Thanks to Yale e360 for a bit of visual perspective on human interventions–efforts to improve landscapes and energy-harnessing:
Aerial photos often document the destruction of the natural world. But these striking satellite images show how countries are beginning to respond to the global environmental crisis by restoring ecosystems, expanding renewable energy, and building climate resiliency infrastructure.
As the global population nears 8 billion, the human footprint can be seen in almost every corner of the Earth. Logging roads cut deep into the Amazon rainforest. Plastics swirl in remote parts of the ocean. The world’s largest gold mine is carved out of the mountains of Indonesia.
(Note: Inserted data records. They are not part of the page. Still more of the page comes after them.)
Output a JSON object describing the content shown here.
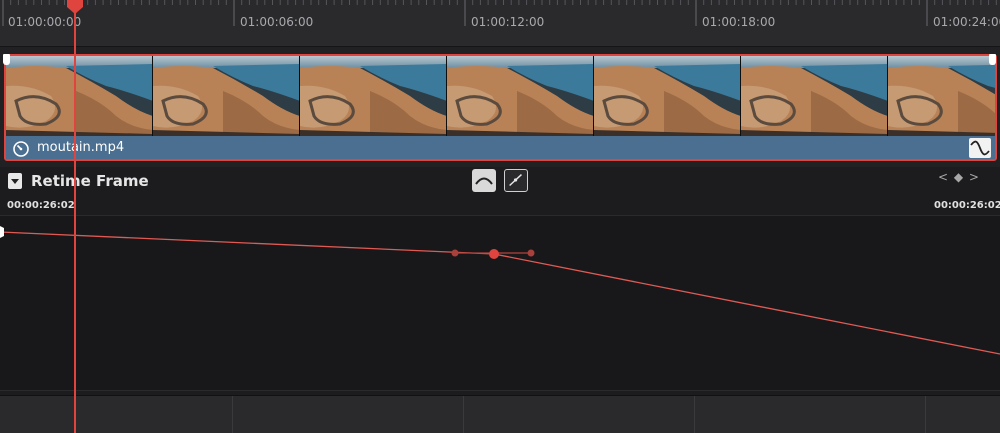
{
  "ruler": {
    "timecodes": [
      "01:00:00:00",
      "01:00:06:00",
      "01:00:12:00",
      "01:00:18:00",
      "01:00:24:00"
    ]
  },
  "clip": {
    "name": "moutain.mp4",
    "thumbnail_count": 7
  },
  "retime": {
    "title": "Retime Frame",
    "start_time": "00:00:26:02",
    "end_time": "00:00:26:02",
    "keyframe_nav": "< ◆ >"
  },
  "icons": {
    "collapse": "collapse-triangle-icon",
    "speed": "speedometer-icon",
    "curve_badge": "curve-icon",
    "ease": "ease-curve-icon",
    "linear": "linear-curve-icon"
  },
  "colors": {
    "accent": "#e0443e",
    "clip": "#4a6f90",
    "background": "#1c1c1e"
  }
}
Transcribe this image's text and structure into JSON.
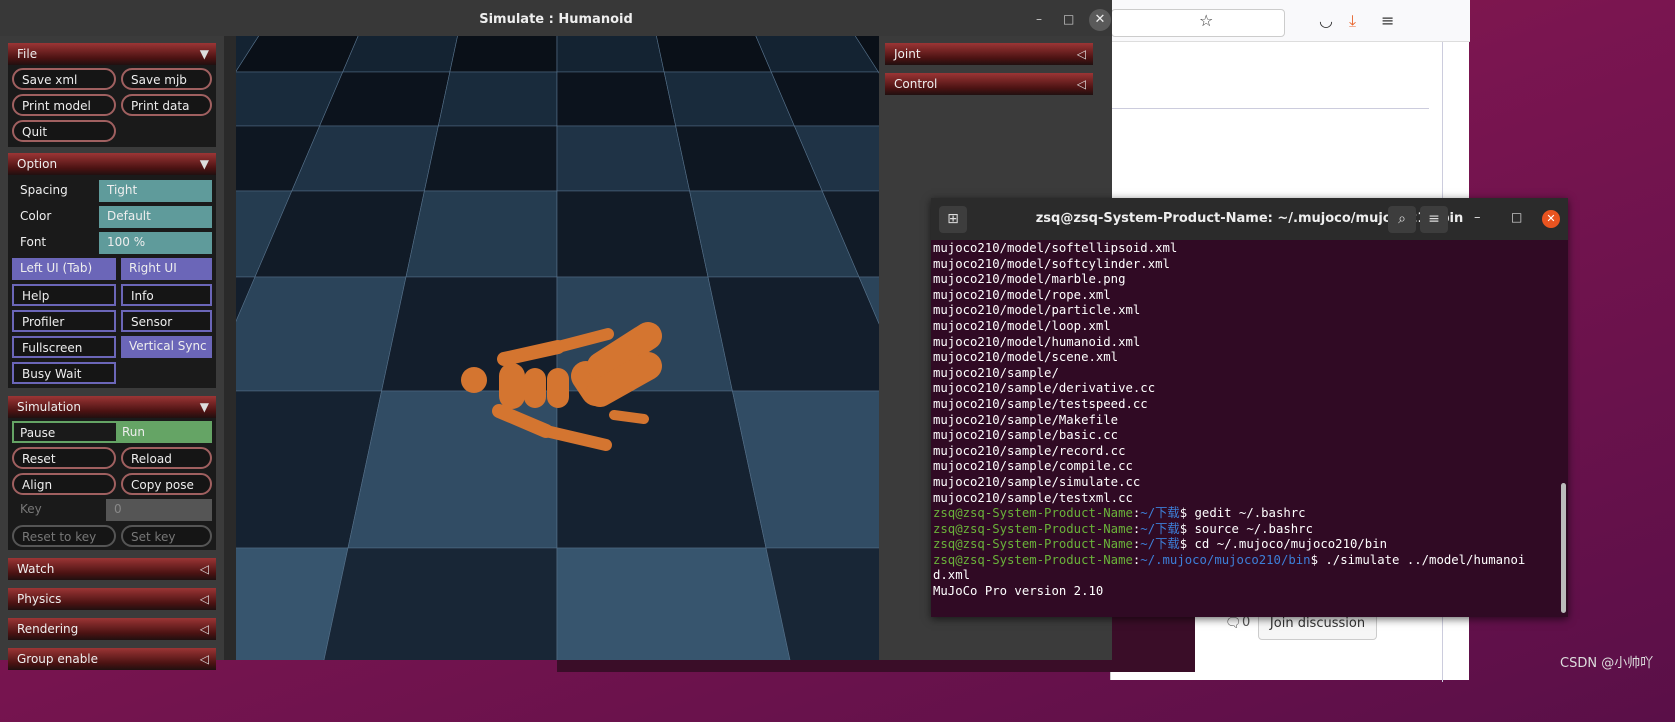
{
  "simulate": {
    "title": "Simulate : Humanoid",
    "file": {
      "header": "File",
      "buttons": [
        "Save xml",
        "Save mjb",
        "Print model",
        "Print data",
        "Quit"
      ]
    },
    "option": {
      "header": "Option",
      "spacing_label": "Spacing",
      "spacing_value": "Tight",
      "color_label": "Color",
      "color_value": "Default",
      "font_label": "Font",
      "font_value": "100 %",
      "toggles": [
        {
          "label": "Left UI (Tab)",
          "on": true
        },
        {
          "label": "Right UI",
          "on": true
        },
        {
          "label": "Help",
          "on": false
        },
        {
          "label": "Info",
          "on": false
        },
        {
          "label": "Profiler",
          "on": false
        },
        {
          "label": "Sensor",
          "on": false
        },
        {
          "label": "Fullscreen",
          "on": false
        },
        {
          "label": "Vertical Sync",
          "on": true
        },
        {
          "label": "Busy Wait",
          "on": false
        }
      ]
    },
    "simulation": {
      "header": "Simulation",
      "pause": "Pause",
      "run": "Run",
      "selected": "Run",
      "buttons": [
        "Reset",
        "Reload",
        "Align",
        "Copy pose"
      ],
      "key_label": "Key",
      "key_value": "0",
      "reset_to_key": "Reset to key",
      "set_key": "Set key"
    },
    "collapsed": [
      "Watch",
      "Physics",
      "Rendering",
      "Group enable"
    ],
    "right": [
      "Joint",
      "Control"
    ]
  },
  "terminal": {
    "title": "zsq@zsq-System-Product-Name: ~/.mujoco/mujoco210/bin",
    "output": [
      "mujoco210/model/softellipsoid.xml",
      "mujoco210/model/softcylinder.xml",
      "mujoco210/model/marble.png",
      "mujoco210/model/rope.xml",
      "mujoco210/model/particle.xml",
      "mujoco210/model/loop.xml",
      "mujoco210/model/humanoid.xml",
      "mujoco210/model/scene.xml",
      "mujoco210/sample/",
      "mujoco210/sample/derivative.cc",
      "mujoco210/sample/testspeed.cc",
      "mujoco210/sample/Makefile",
      "mujoco210/sample/basic.cc",
      "mujoco210/sample/record.cc",
      "mujoco210/sample/compile.cc",
      "mujoco210/sample/simulate.cc",
      "mujoco210/sample/testxml.cc"
    ],
    "prompts": [
      {
        "user": "zsq@zsq-System-Product-Name",
        "path": "~/下载",
        "cmd": "gedit ~/.bashrc"
      },
      {
        "user": "zsq@zsq-System-Product-Name",
        "path": "~/下载",
        "cmd": "source ~/.bashrc"
      },
      {
        "user": "zsq@zsq-System-Product-Name",
        "path": "~/下载",
        "cmd": "cd ~/.mujoco/mujoco210/bin"
      },
      {
        "user": "zsq@zsq-System-Product-Name",
        "path": "~/.mujoco/mujoco210/bin",
        "cmd": "./simulate ../model/humanoi"
      }
    ],
    "tail": [
      "d.xml",
      "MuJoCo Pro version 2.10"
    ]
  },
  "browser": {
    "comment_count": "0",
    "join_label": "Join discussion"
  },
  "watermark": "CSDN @小帅吖",
  "colors": {
    "accent_red": "#9c3535",
    "teal": "#5f9b9b",
    "purple": "#6b66b8",
    "green": "#65a465",
    "terminal_bg": "#300a24"
  }
}
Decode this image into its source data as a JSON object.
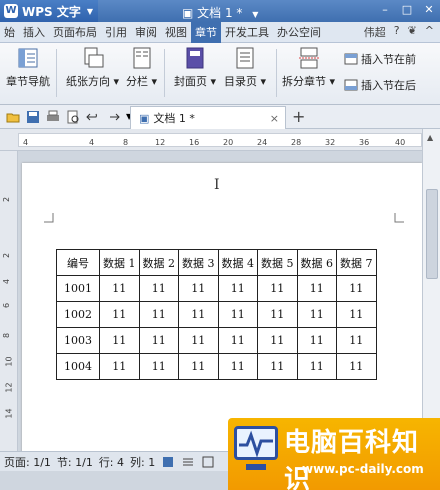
{
  "titlebar": {
    "app_name": "WPS 文字",
    "doc_title": "文档 1 *"
  },
  "tabs": {
    "items": [
      "始",
      "插入",
      "页面布局",
      "引用",
      "审阅",
      "视图",
      "章节",
      "开发工具",
      "办公空间"
    ],
    "active": "章节",
    "right_label": "伟超"
  },
  "ribbon": {
    "nav_label": "章节导航",
    "orientation_label": "纸张方向",
    "columns_label": "分栏",
    "cover_label": "封面页",
    "toc_label": "目录页",
    "split_label": "拆分章节",
    "insert_before_label": "插入节在前",
    "insert_after_label": "插入节在后"
  },
  "doc_tab": {
    "label": "文档 1 *",
    "close": "×",
    "new_tab": "+"
  },
  "ruler": {
    "ticks": [
      "4",
      "4",
      "8",
      "12",
      "16",
      "20",
      "24",
      "28",
      "32",
      "36",
      "40"
    ]
  },
  "vruler": {
    "ticks": [
      "2",
      "2",
      "4",
      "6",
      "8",
      "10",
      "12",
      "14"
    ]
  },
  "table": {
    "headers": [
      "编号",
      "数据 1",
      "数据 2",
      "数据 3",
      "数据 4",
      "数据 5",
      "数据 6",
      "数据 7"
    ],
    "rows": [
      [
        "1001",
        "11",
        "11",
        "11",
        "11",
        "11",
        "11",
        "11"
      ],
      [
        "1002",
        "11",
        "11",
        "11",
        "11",
        "11",
        "11",
        "11"
      ],
      [
        "1003",
        "11",
        "11",
        "11",
        "11",
        "11",
        "11",
        "11"
      ],
      [
        "1004",
        "11",
        "11",
        "11",
        "11",
        "11",
        "11",
        "11"
      ]
    ]
  },
  "statusbar": {
    "page": "页面: 1/1",
    "section": "节: 1/1",
    "row": "行: 4",
    "col": "列: 1"
  },
  "watermark": {
    "title": "电脑百科知识",
    "url": "www.pc-daily.com"
  },
  "colors": {
    "title_bar": "#3f6fb0",
    "active_tab": "#3f6fb0",
    "watermark": "#f7b500"
  }
}
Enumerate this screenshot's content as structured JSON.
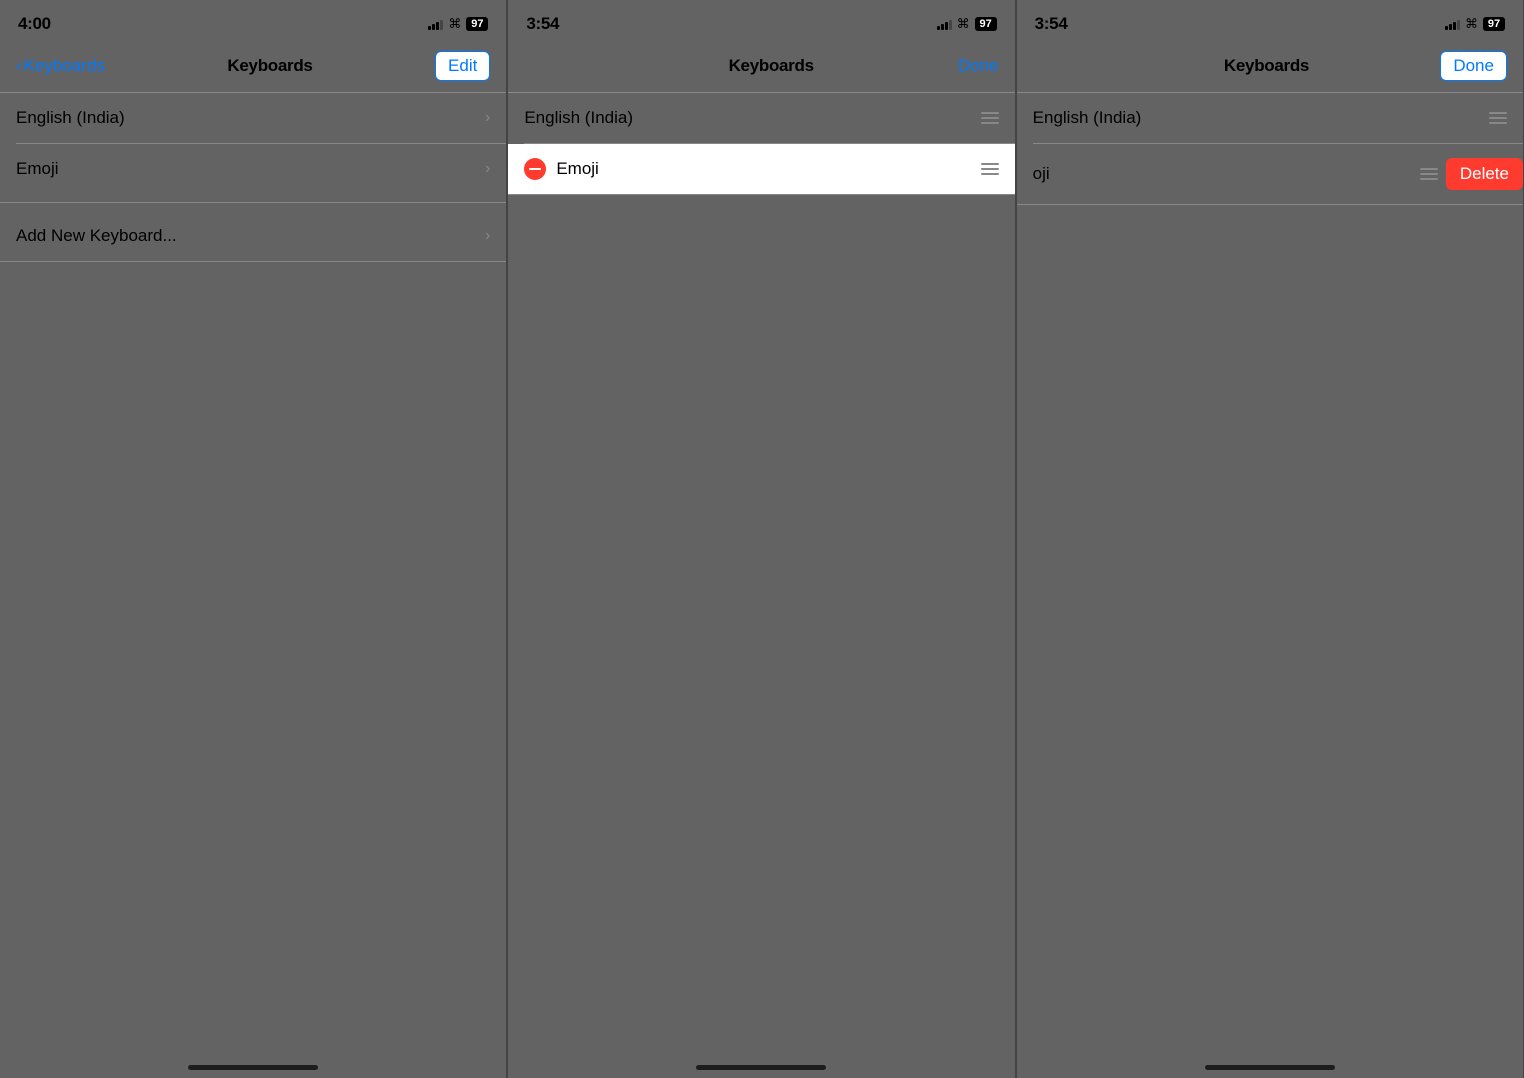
{
  "panel1": {
    "status": {
      "time": "4:00",
      "battery": "97"
    },
    "nav": {
      "back_label": "Keyboards",
      "title": "Keyboards",
      "action_label": "Edit"
    },
    "items": [
      {
        "label": "English (India)",
        "type": "chevron"
      },
      {
        "label": "Emoji",
        "type": "chevron"
      }
    ],
    "add_item": {
      "label": "Add New Keyboard...",
      "type": "chevron"
    }
  },
  "panel2": {
    "status": {
      "time": "3:54",
      "battery": "97"
    },
    "nav": {
      "title": "Keyboards",
      "action_label": "Done"
    },
    "items": [
      {
        "label": "English (India)",
        "type": "drag"
      },
      {
        "label": "Emoji",
        "type": "drag",
        "highlighted": true,
        "minus": true
      }
    ]
  },
  "panel3": {
    "status": {
      "time": "3:54",
      "battery": "97"
    },
    "nav": {
      "title": "Keyboards",
      "action_label": "Done"
    },
    "items": [
      {
        "label": "English (India)",
        "type": "drag"
      },
      {
        "label": "oji",
        "type": "drag",
        "delete": true
      }
    ]
  },
  "icons": {
    "chevron_right": "›",
    "back_chevron": "‹",
    "wifi": "▲"
  }
}
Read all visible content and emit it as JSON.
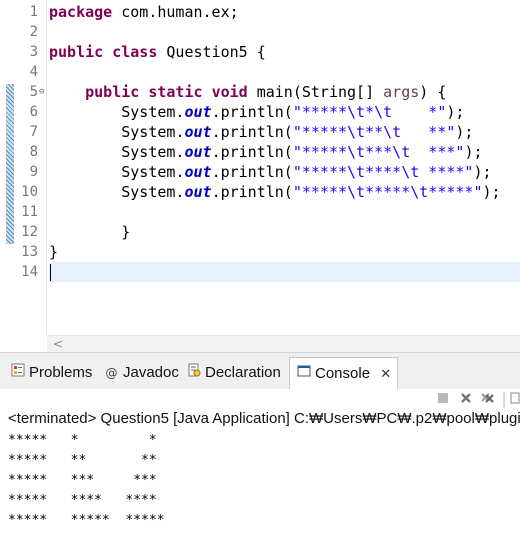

Satellite and aerial images have captured much of this destruction, often in startling and unsettling images. But a new collection of photos offers a different view: Images of places where efforts are underway to slow or even reverse the damage we have done to the planet — massive wind and solar energy facilities being built on a vast scale; sea walls erected to hold back rising waters; an ambitious tree planting campaign to help stop the advance of desertification in sub-Saharan Africa. When seen from above, these cutting-edge projects are stunning and starkly beautiful.
These early markers of a transformation to a more sustainable world are captured in a new collection of photos published in the book Overview Timelapse: How We Change the Earth. Co-author Benjamin Grant says the scale of the innovation on display is indicative of how quickly society can tackle environmental challenges when it is motivated. “If you get the right momentum and the right belief behind a certain idea, change can happen quickly,” says Grant. “And it’s not necessarily all change for the negative, there can be change for the positive as well.”…
See the whole collection of images here.